» **What this task involves**: Where does "text" appear in the data? Return each line that holds it.

==== Supplied entries

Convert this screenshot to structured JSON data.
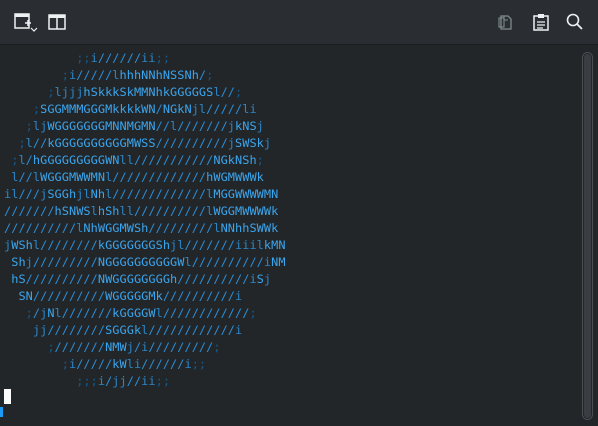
{
  "toolbar": {
    "left": [
      {
        "icon": "new-tab-icon",
        "has_dropdown": true
      },
      {
        "icon": "split-view-icon"
      }
    ],
    "right": [
      {
        "icon": "copy-icon"
      },
      {
        "icon": "paste-icon"
      },
      {
        "icon": "search-icon"
      }
    ]
  },
  "terminal": {
    "foreground": "#1d99f3",
    "background": "#232629",
    "ascii_lines": [
      "          ;;i//////ii;;",
      "        ;i/////lhhhNNhNSSNh/;",
      "      ;ljjjhSkkkSkMMNhkGGGGGSl//;",
      "    ;SGGMMMGGGMkkkkWN/NGkNjl/////li",
      "   ;ljWGGGGGGGMNNMGMN//l///////jkNSj",
      "  ;l//kGGGGGGGGGGMWSS//////////jSWSkj",
      " ;l/hGGGGGGGGGWNll///////////NGkNSh;",
      " l//lWGGGMWWMNl/////////////hWGMWWWk",
      "il///jSGGhjlNhl/////////////lMGGWWWWMN",
      "///////hSNWSlhShll//////////lWGGMWWWWk",
      "//////////lNhWGGMWSh/////////lNNhhSWWk",
      "jWShl////////kGGGGGGGShjl///////iiilkMN",
      " Shj/////////NGGGGGGGGGGWl//////////iNM",
      " hS//////////NWGGGGGGGGh//////////iSj",
      "  SN//////////WGGGGGMk//////////i",
      "   ;/jNl///////kGGGGWl////////////;",
      "    jj////////SGGGkl////////////i",
      "      ;///////NMWj/i/////////;",
      "        ;i/////kWli//////i;;",
      "          ;;;i/jj//ii;;"
    ]
  }
}
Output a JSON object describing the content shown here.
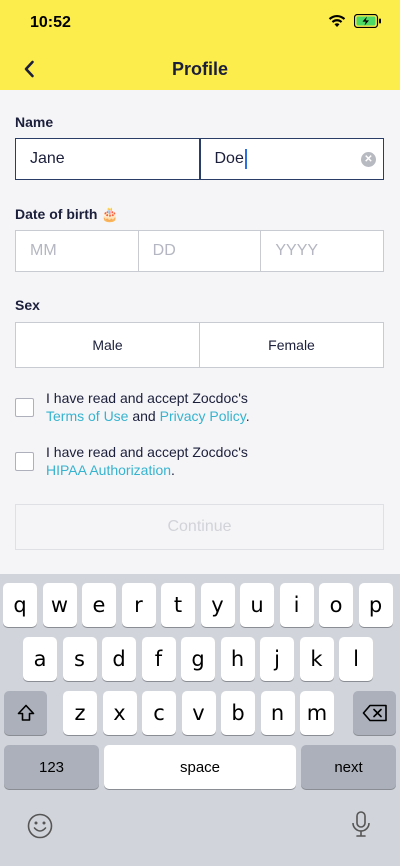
{
  "status": {
    "time": "10:52"
  },
  "nav": {
    "title": "Profile"
  },
  "form": {
    "name_label": "Name",
    "first_name": "Jane",
    "last_name": "Doe",
    "dob_label": "Date of birth",
    "dob_emoji": "🎂",
    "dob_month_placeholder": "MM",
    "dob_day_placeholder": "DD",
    "dob_year_placeholder": "YYYY",
    "sex_label": "Sex",
    "sex_male": "Male",
    "sex_female": "Female",
    "terms_prefix": "I have read and accept Zocdoc's",
    "terms_link": "Terms of Use",
    "terms_and": "and",
    "privacy_link": "Privacy Policy",
    "terms_period": ".",
    "hipaa_prefix": "I have read and accept Zocdoc's",
    "hipaa_link": "HIPAA Authorization",
    "hipaa_period": ".",
    "continue_label": "Continue"
  },
  "keyboard": {
    "row1": [
      "q",
      "w",
      "e",
      "r",
      "t",
      "y",
      "u",
      "i",
      "o",
      "p"
    ],
    "row2": [
      "a",
      "s",
      "d",
      "f",
      "g",
      "h",
      "j",
      "k",
      "l"
    ],
    "row3": [
      "z",
      "x",
      "c",
      "v",
      "b",
      "n",
      "m"
    ],
    "numbers_label": "123",
    "space_label": "space",
    "next_label": "next"
  },
  "colors": {
    "header": "#fcec4c",
    "link": "#36b3cf",
    "text": "#1b1f3b"
  },
  "icons": [
    "back-chevron-icon",
    "wifi-icon",
    "battery-charging-icon",
    "clear-icon",
    "shift-icon",
    "backspace-icon",
    "emoji-icon",
    "microphone-icon"
  ]
}
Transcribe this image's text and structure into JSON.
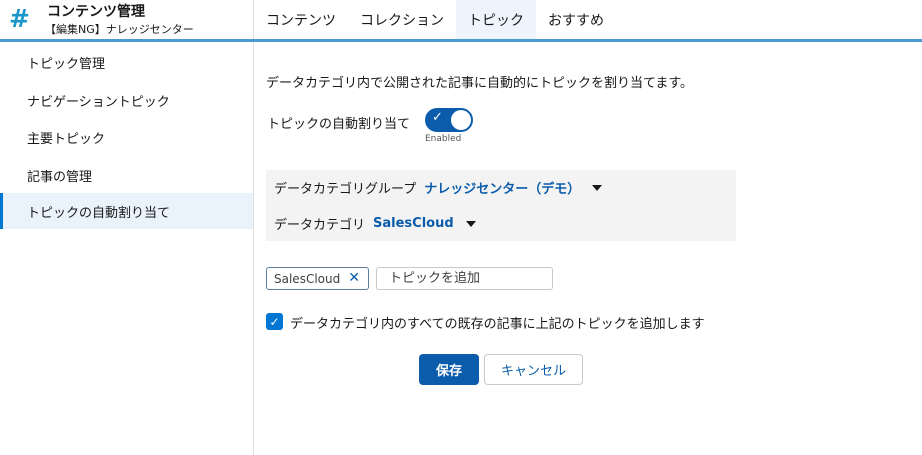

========

» **Reply to the exercise**:
    "text": "#1b1f3b"
Transcribe this image's text and structure into JSON.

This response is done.